- Compaq Evo N1015v laptop (“the Laptop”) – should work on many other machines though
- CDROM drive is faulty – cannot boot or read from it
- Network card/BIOS cannot natively boot from the network
- Cannot boot from USB
- The Laptop does however have a floppy drive
- Windows is currently installed on the Laptop
- Another Windows-based computer (“the PC”) is available and both machines are networked and connected to the internet
The objective was originally to have XBMC running on a now-defunct laptop. Unfortunately it transpired that the graphics card was too old and obsolete to be supported by XBMC. Nevertheless, we can still use the Laptop for many other purposes.
- Find out what network card is installed on the Laptop. In my case this was easy – within Windows, the device manager told me it was a Realtek RTL8139 something-or-other. Otherwise, Google can help.
- Still within Windows on the Laptop, use the gPXE ROM-o-matic to create a bootable floppy disk for this network card. Very easy. Select the most recent “production release” >here<. Choose the correct NIC type (in my case “rtl8139”) and click “Get Image”.
- Still within Windows on the Laptop, write that disk image to a floppy disk using RawWrite.
- Following the instructions on the Ubuntu documentation site, download the appropriate netboot files for your architechture and set up tftpd32 on the PC.
- With tftpd32 running on the PC, reboot the Laptop from the floppy (set BIOS to boot from floppy first). This should automatically boot into the Ubuntu installer – select “install” and proceed with Ubuntu installation over the internet. This will take a long time, even over a fast internet connection!

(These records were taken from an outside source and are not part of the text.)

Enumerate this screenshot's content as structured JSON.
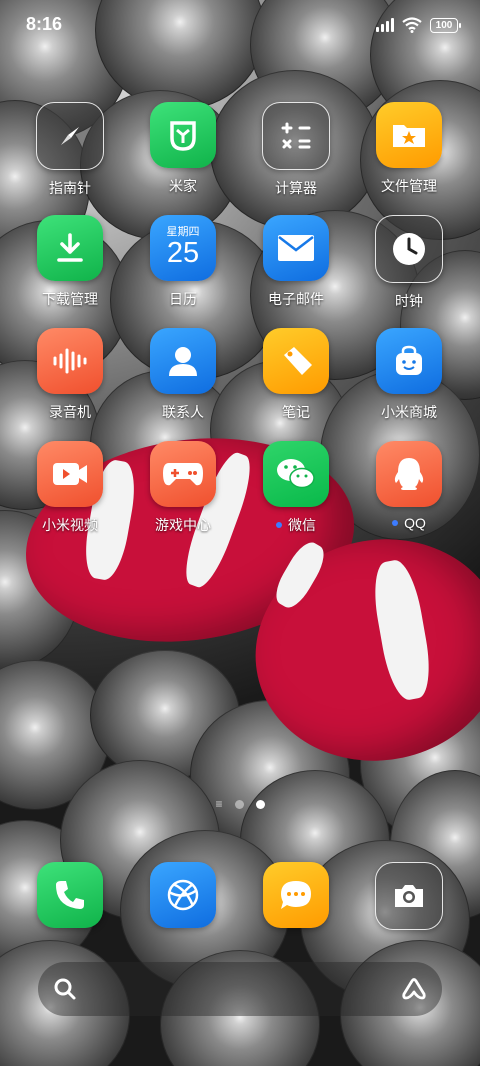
{
  "status_bar": {
    "time": "8:16",
    "battery": "100"
  },
  "apps": [
    {
      "label": "指南针",
      "icon": "compass-icon",
      "style": "glass"
    },
    {
      "label": "米家",
      "icon": "mijia-icon",
      "style": "green"
    },
    {
      "label": "计算器",
      "icon": "calculator-icon",
      "style": "glass"
    },
    {
      "label": "文件管理",
      "icon": "folder-icon",
      "style": "orange"
    },
    {
      "label": "下载管理",
      "icon": "download-icon",
      "style": "green"
    },
    {
      "label": "日历",
      "icon": "calendar-icon",
      "style": "blue",
      "weekday": "星期四",
      "day": "25"
    },
    {
      "label": "电子邮件",
      "icon": "mail-icon",
      "style": "blue"
    },
    {
      "label": "时钟",
      "icon": "clock-icon",
      "style": "glass"
    },
    {
      "label": "录音机",
      "icon": "recorder-icon",
      "style": "coral"
    },
    {
      "label": "联系人",
      "icon": "contacts-icon",
      "style": "blue"
    },
    {
      "label": "笔记",
      "icon": "notes-icon",
      "style": "orange"
    },
    {
      "label": "小米商城",
      "icon": "store-icon",
      "style": "blue"
    },
    {
      "label": "小米视频",
      "icon": "video-icon",
      "style": "coral"
    },
    {
      "label": "游戏中心",
      "icon": "gamepad-icon",
      "style": "coral"
    },
    {
      "label": "微信",
      "icon": "wechat-icon",
      "style": "wechat",
      "new_dot": true
    },
    {
      "label": "QQ",
      "icon": "qq-icon",
      "style": "coral",
      "new_dot": true
    }
  ],
  "dock": [
    {
      "icon": "phone-icon",
      "style": "green"
    },
    {
      "icon": "browser-icon",
      "style": "blue"
    },
    {
      "icon": "messages-icon",
      "style": "orange"
    },
    {
      "icon": "camera-icon",
      "style": "glass"
    }
  ],
  "pager": {
    "pages": 2,
    "active": 2
  },
  "colors": {
    "notification_dot": "#3d7cff",
    "fish": "#c8103a"
  }
}
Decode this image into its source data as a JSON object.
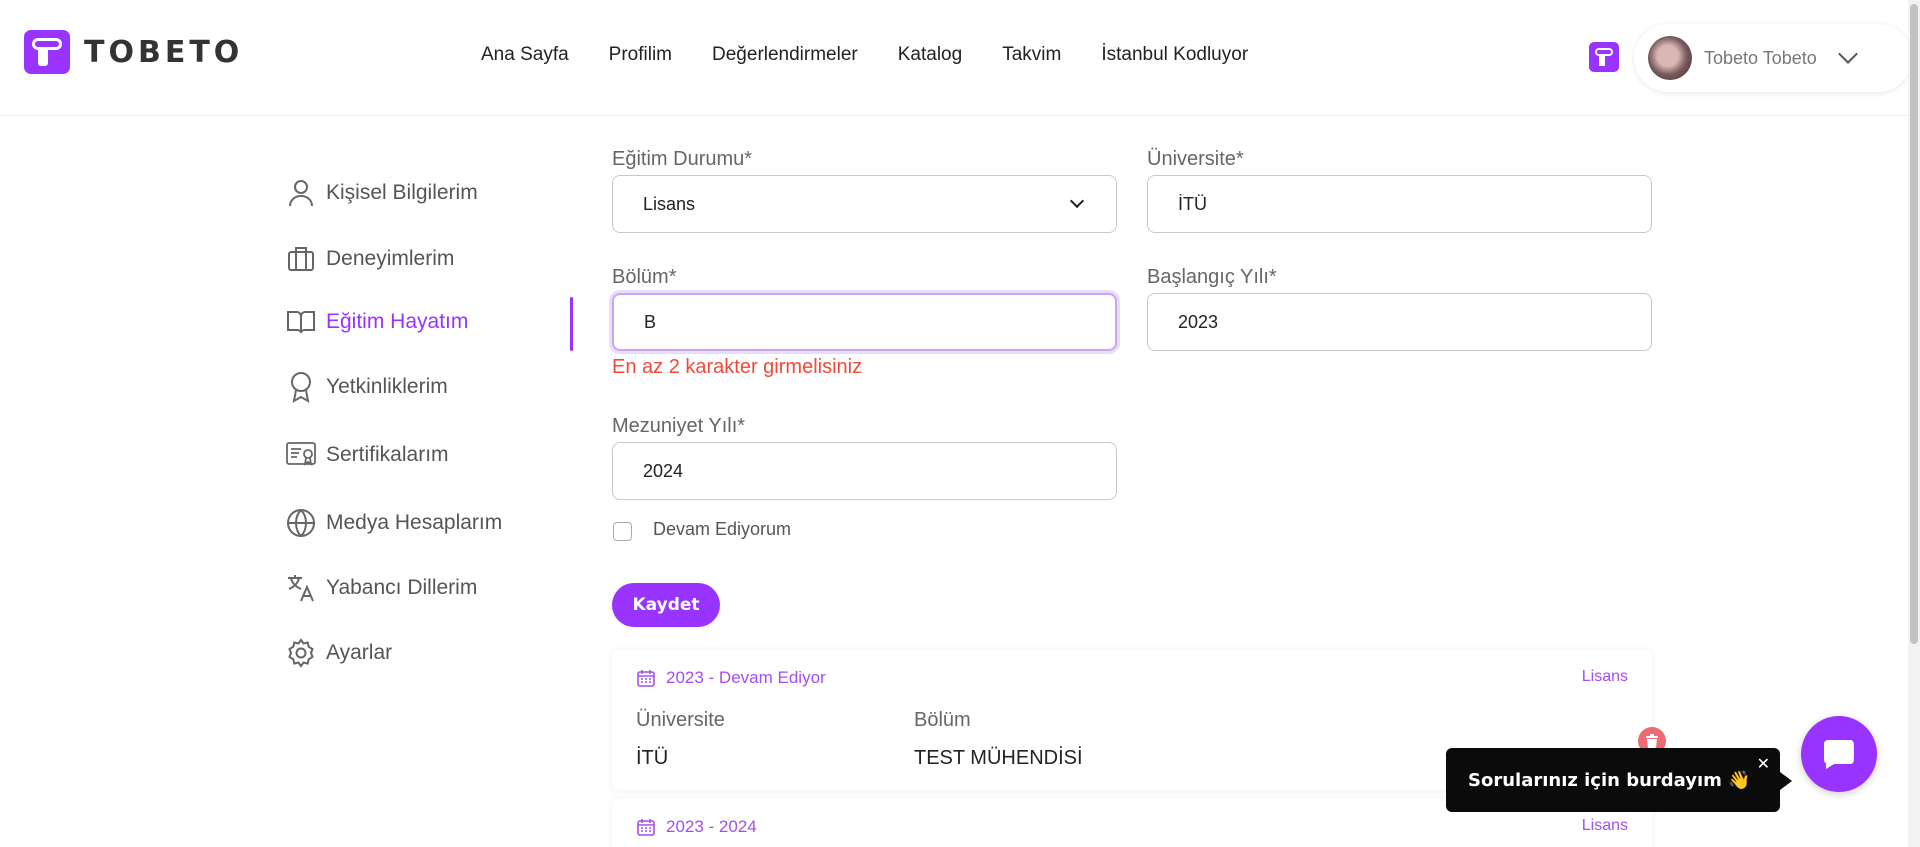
{
  "brand": {
    "name": "TOBETO",
    "accent": "#9933ff"
  },
  "nav": [
    {
      "label": "Ana Sayfa"
    },
    {
      "label": "Profilim"
    },
    {
      "label": "Değerlendirmeler"
    },
    {
      "label": "Katalog"
    },
    {
      "label": "Takvim"
    },
    {
      "label": "İstanbul Kodluyor"
    }
  ],
  "user": {
    "name": "Tobeto Tobeto"
  },
  "sidebar": {
    "items": [
      {
        "label": "Kişisel Bilgilerim",
        "icon": "user-icon"
      },
      {
        "label": "Deneyimlerim",
        "icon": "briefcase-icon"
      },
      {
        "label": "Eğitim Hayatım",
        "icon": "book-icon",
        "active": true
      },
      {
        "label": "Yetkinliklerim",
        "icon": "award-icon"
      },
      {
        "label": "Sertifikalarım",
        "icon": "certificate-icon"
      },
      {
        "label": "Medya Hesaplarım",
        "icon": "globe-icon"
      },
      {
        "label": "Yabancı Dillerim",
        "icon": "translate-icon"
      },
      {
        "label": "Ayarlar",
        "icon": "gear-icon"
      }
    ]
  },
  "form": {
    "education_label": "Eğitim Durumu*",
    "education_value": "Lisans",
    "university_label": "Üniversite*",
    "university_value": "İTÜ",
    "department_label": "Bölüm*",
    "department_value": "B",
    "department_error": "En az 2 karakter girmelisiniz",
    "start_label": "Başlangıç Yılı*",
    "start_value": "2023",
    "grad_label": "Mezuniyet Yılı*",
    "grad_value": "2024",
    "continuing_label": "Devam Ediyorum",
    "continuing_checked": false,
    "save_label": "Kaydet"
  },
  "records": [
    {
      "date": "2023 - Devam Ediyor",
      "type": "Lisans",
      "university_header": "Üniversite",
      "department_header": "Bölüm",
      "university": "İTÜ",
      "department": "TEST MÜHENDİSİ"
    },
    {
      "date": "2023 - 2024",
      "type": "Lisans"
    }
  ],
  "chat": {
    "tooltip": "Sorularınız için burdayım 👋",
    "close": "✕"
  }
}
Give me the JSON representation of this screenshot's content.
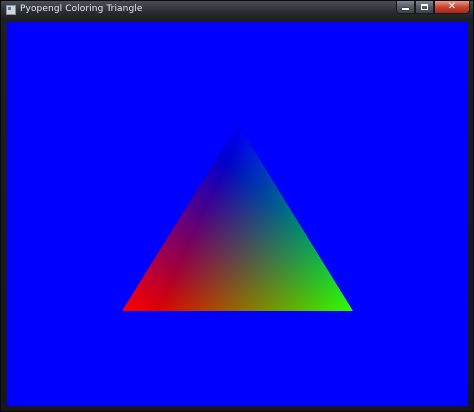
{
  "window": {
    "title": "Pyopengl Coloring Triangle",
    "icon": "window-app-icon",
    "controls": {
      "minimize": "minimize-icon",
      "maximize": "maximize-icon",
      "close": "close-icon"
    }
  },
  "scene": {
    "background_color": "#0000ff",
    "vertex_colors": {
      "top": "#0000ff",
      "bottom_left": "#ff0000",
      "bottom_right": "#00ff00"
    }
  }
}
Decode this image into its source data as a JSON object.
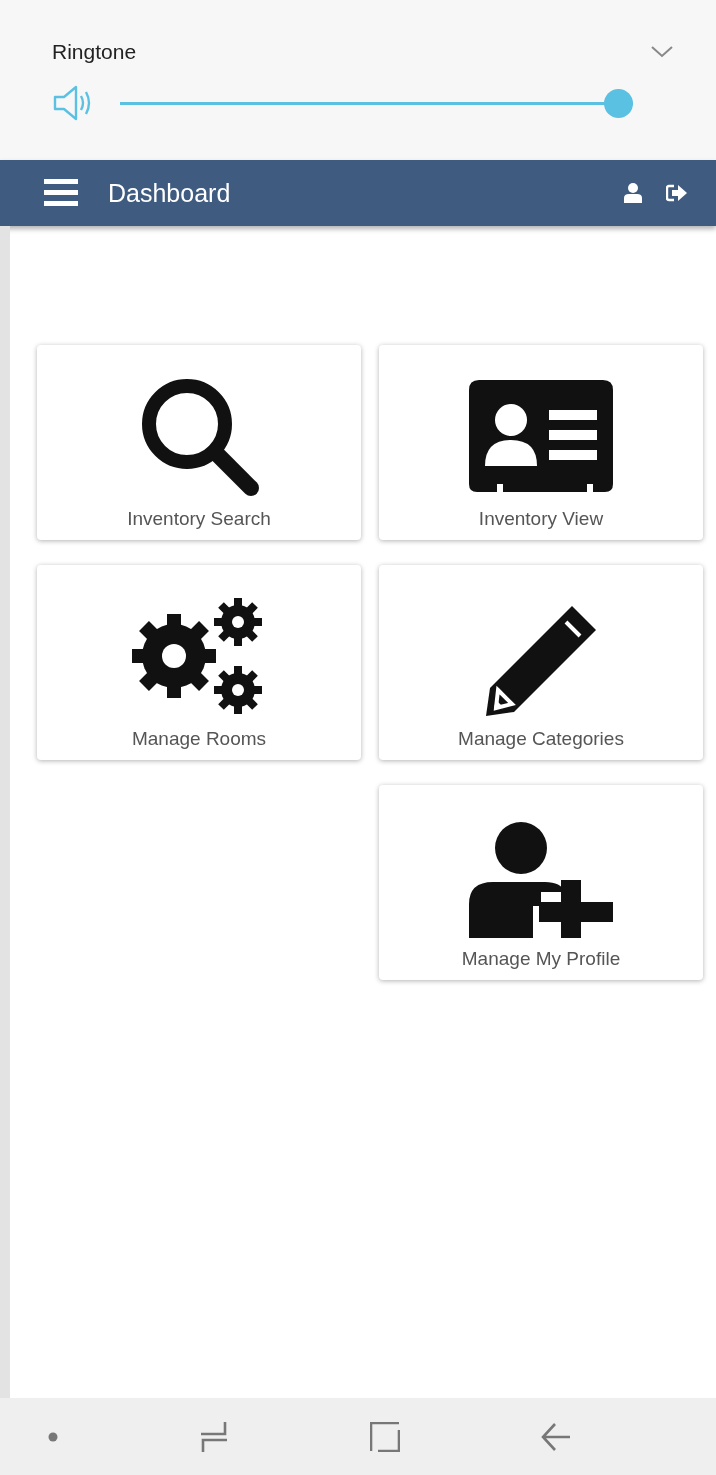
{
  "volume_panel": {
    "title": "Ringtone",
    "level": 1.0
  },
  "app_bar": {
    "title": "Dashboard"
  },
  "tile_columns": [
    {
      "tiles": [
        {
          "kind": "search",
          "label": "Inventory Search"
        },
        {
          "kind": "gears",
          "label": "Manage Rooms"
        }
      ]
    },
    {
      "tiles": [
        {
          "kind": "id-card",
          "label": "Inventory View"
        },
        {
          "kind": "pencil",
          "label": "Manage Categories"
        },
        {
          "kind": "user-plus",
          "label": "Manage My Profile"
        }
      ]
    }
  ]
}
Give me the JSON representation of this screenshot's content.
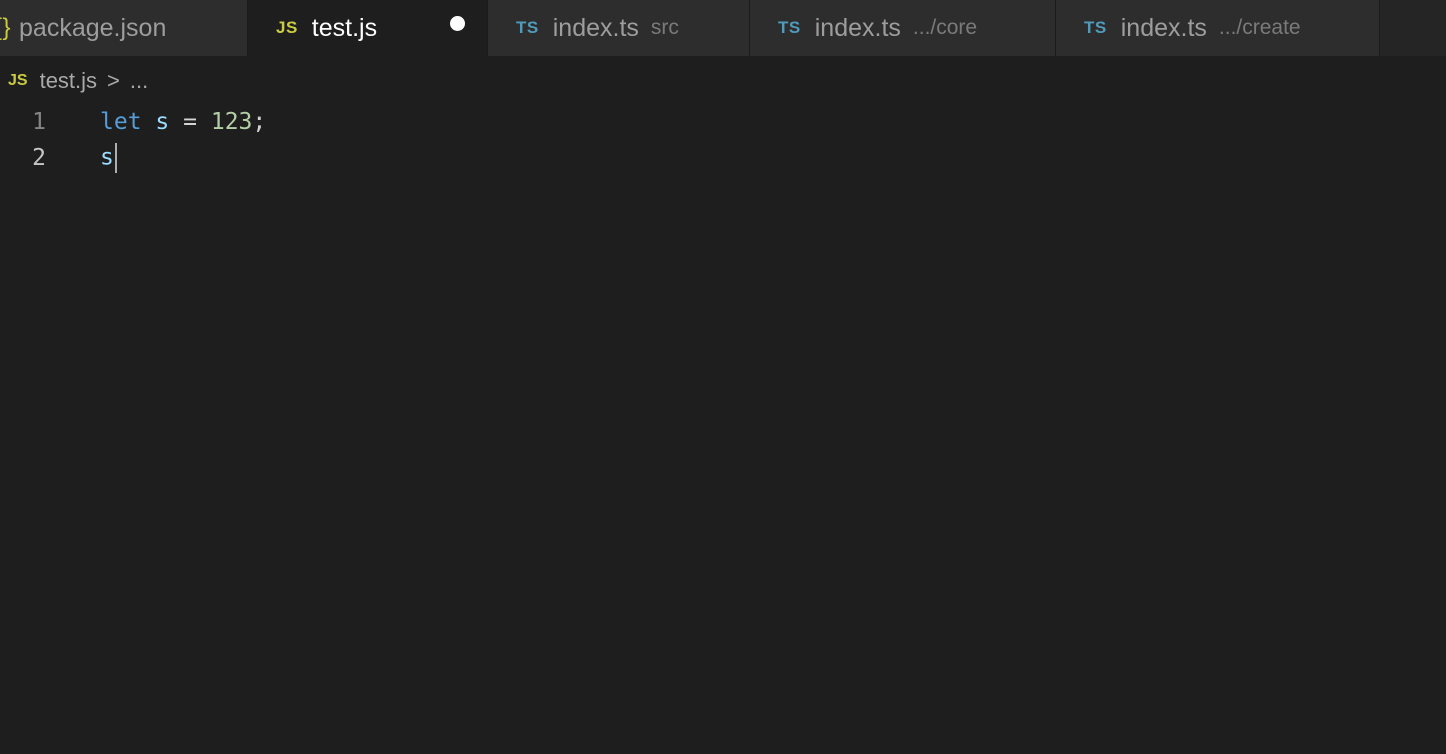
{
  "tabs": [
    {
      "icon": "{}",
      "icon_name": "json-icon",
      "label": "package.json",
      "desc": ""
    },
    {
      "icon": "JS",
      "icon_name": "js-icon",
      "label": "test.js",
      "desc": "",
      "active": true,
      "modified": true
    },
    {
      "icon": "TS",
      "icon_name": "ts-icon",
      "label": "index.ts",
      "desc": "src"
    },
    {
      "icon": "TS",
      "icon_name": "ts-icon",
      "label": "index.ts",
      "desc": ".../core"
    },
    {
      "icon": "TS",
      "icon_name": "ts-icon",
      "label": "index.ts",
      "desc": ".../create"
    }
  ],
  "breadcrumb": {
    "icon": "JS",
    "file": "test.js",
    "separator": ">",
    "more": "..."
  },
  "editor": {
    "lines": [
      {
        "number": "1",
        "tokens": {
          "kw": "let",
          "var": "s",
          "op": "=",
          "num": "123",
          "end": ";"
        }
      },
      {
        "number": "2",
        "tokens": {
          "var": "s"
        }
      }
    ]
  },
  "colors": {
    "js_icon": "#cbcb41",
    "ts_icon": "#519aba",
    "keyword": "#569cd6",
    "variable": "#9cdcfe",
    "number": "#b5cea8"
  }
}
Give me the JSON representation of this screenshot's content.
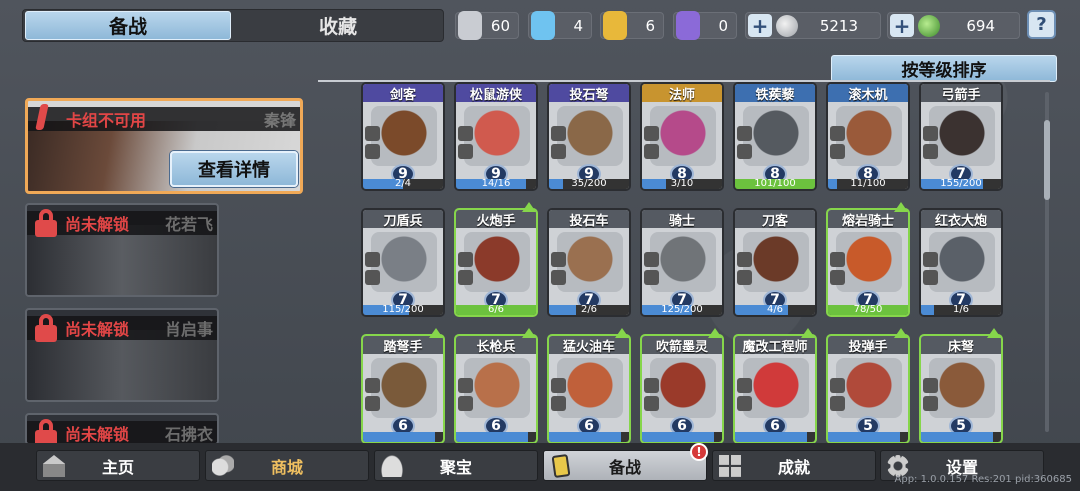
{
  "top_tabs": {
    "active": "备战",
    "inactive": "收藏"
  },
  "resources": [
    {
      "name": "silver-shard",
      "value": "60",
      "color": "#c9ccd2"
    },
    {
      "name": "blue-shard",
      "value": "4",
      "color": "#6fc3f0"
    },
    {
      "name": "gold-shard",
      "value": "6",
      "color": "#e8b83a"
    },
    {
      "name": "purple-shard",
      "value": "0",
      "color": "#8b6ad8"
    }
  ],
  "currency": [
    {
      "name": "silver-coin",
      "value": "5213",
      "color": "#c4c7cc"
    },
    {
      "name": "green-gem",
      "value": "694",
      "color": "#5fb847"
    }
  ],
  "help_label": "?",
  "sort_label": "按等级排序",
  "deck_slots": [
    {
      "status": "卡组不可用",
      "hero": "秦锋",
      "button": "查看详情"
    },
    {
      "status": "尚未解锁",
      "hero": "花若飞"
    },
    {
      "status": "尚未解锁",
      "hero": "肖启事"
    },
    {
      "status": "尚未解锁",
      "hero": "石拂衣"
    }
  ],
  "cards": [
    {
      "name": "剑客",
      "level": "9",
      "progress": "2/4",
      "fill": 0.5,
      "hdr": "#4f4aa0",
      "art": "#7b4a2a",
      "upgrade": false
    },
    {
      "name": "松鼠游侠",
      "level": "9",
      "progress": "14/16",
      "fill": 0.875,
      "hdr": "#4f4aa0",
      "art": "#d05a4e",
      "upgrade": false
    },
    {
      "name": "投石弩",
      "level": "9",
      "progress": "35/200",
      "fill": 0.175,
      "hdr": "#4f4aa0",
      "art": "#8a6848",
      "upgrade": false
    },
    {
      "name": "法师",
      "level": "8",
      "progress": "3/10",
      "fill": 0.3,
      "hdr": "#c8942f",
      "art": "#b54a8a",
      "upgrade": false
    },
    {
      "name": "铁蒺藜",
      "level": "8",
      "progress": "101/100",
      "fill": 1.0,
      "hdr": "#3d6fb0",
      "art": "#555a60",
      "upgrade": false
    },
    {
      "name": "滚木机",
      "level": "8",
      "progress": "11/100",
      "fill": 0.11,
      "hdr": "#3d6fb0",
      "art": "#9a5a3a",
      "upgrade": false
    },
    {
      "name": "弓箭手",
      "level": "7",
      "progress": "155/200",
      "fill": 0.775,
      "hdr": "#555a62",
      "art": "#3b3230",
      "upgrade": false
    },
    {
      "name": "刀盾兵",
      "level": "7",
      "progress": "115/200",
      "fill": 0.575,
      "hdr": "#555a62",
      "art": "#7a7f86",
      "upgrade": false
    },
    {
      "name": "火炮手",
      "level": "7",
      "progress": "6/6",
      "fill": 1.0,
      "hdr": "#555a62",
      "art": "#8b3a2a",
      "upgrade": true
    },
    {
      "name": "投石车",
      "level": "7",
      "progress": "2/6",
      "fill": 0.333,
      "hdr": "#555a62",
      "art": "#9a7050",
      "upgrade": false
    },
    {
      "name": "骑士",
      "level": "7",
      "progress": "125/200",
      "fill": 0.625,
      "hdr": "#555a62",
      "art": "#707478",
      "upgrade": false
    },
    {
      "name": "刀客",
      "level": "7",
      "progress": "4/6",
      "fill": 0.667,
      "hdr": "#555a62",
      "art": "#6b3a28",
      "upgrade": false
    },
    {
      "name": "熔岩骑士",
      "level": "7",
      "progress": "78/50",
      "fill": 1.0,
      "hdr": "#555a62",
      "art": "#c85a2a",
      "upgrade": true
    },
    {
      "name": "红衣大炮",
      "level": "7",
      "progress": "1/6",
      "fill": 0.167,
      "hdr": "#555a62",
      "art": "#5a6068",
      "upgrade": false
    },
    {
      "name": "踏弩手",
      "level": "6",
      "progress": "",
      "fill": 0.9,
      "hdr": "#555a62",
      "art": "#7a5a3a",
      "upgrade": true
    },
    {
      "name": "长枪兵",
      "level": "6",
      "progress": "",
      "fill": 0.9,
      "hdr": "#555a62",
      "art": "#b8704a",
      "upgrade": true
    },
    {
      "name": "猛火油车",
      "level": "6",
      "progress": "",
      "fill": 0.9,
      "hdr": "#555a62",
      "art": "#c0603a",
      "upgrade": true
    },
    {
      "name": "吹箭墨灵",
      "level": "6",
      "progress": "",
      "fill": 0.9,
      "hdr": "#555a62",
      "art": "#9a3a2a",
      "upgrade": true
    },
    {
      "name": "魔改工程师",
      "level": "6",
      "progress": "",
      "fill": 0.9,
      "hdr": "#555a62",
      "art": "#d03a3a",
      "upgrade": true
    },
    {
      "name": "投弹手",
      "level": "5",
      "progress": "",
      "fill": 0.9,
      "hdr": "#555a62",
      "art": "#b04a3a",
      "upgrade": true
    },
    {
      "name": "床弩",
      "level": "5",
      "progress": "",
      "fill": 0.9,
      "hdr": "#555a62",
      "art": "#8a5a3a",
      "upgrade": true
    }
  ],
  "nav": [
    {
      "name": "home",
      "label": "主页",
      "active": false
    },
    {
      "name": "shop",
      "label": "商城",
      "active": false,
      "label_color": "#f0c060"
    },
    {
      "name": "treasure",
      "label": "聚宝",
      "active": false
    },
    {
      "name": "battle-prep",
      "label": "备战",
      "active": true
    },
    {
      "name": "achievements",
      "label": "成就",
      "active": false
    },
    {
      "name": "settings",
      "label": "设置",
      "active": false
    }
  ],
  "nav_badge": "!",
  "version": "App: 1.0.0.157 Res:201 pid:360685"
}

- If the installation is on an older machine, it would be worth selecting “Xubuntu desktop” (rather than “Ubuntu desktop”) at the software selection screen. This installs a leaner desktop system. After the installation is complete, run aptitude from the command line or Synaptic Package Manager from the desktop to choose any other software packages required.
Image copyright © Canonical Ltd. All rights acknowledged.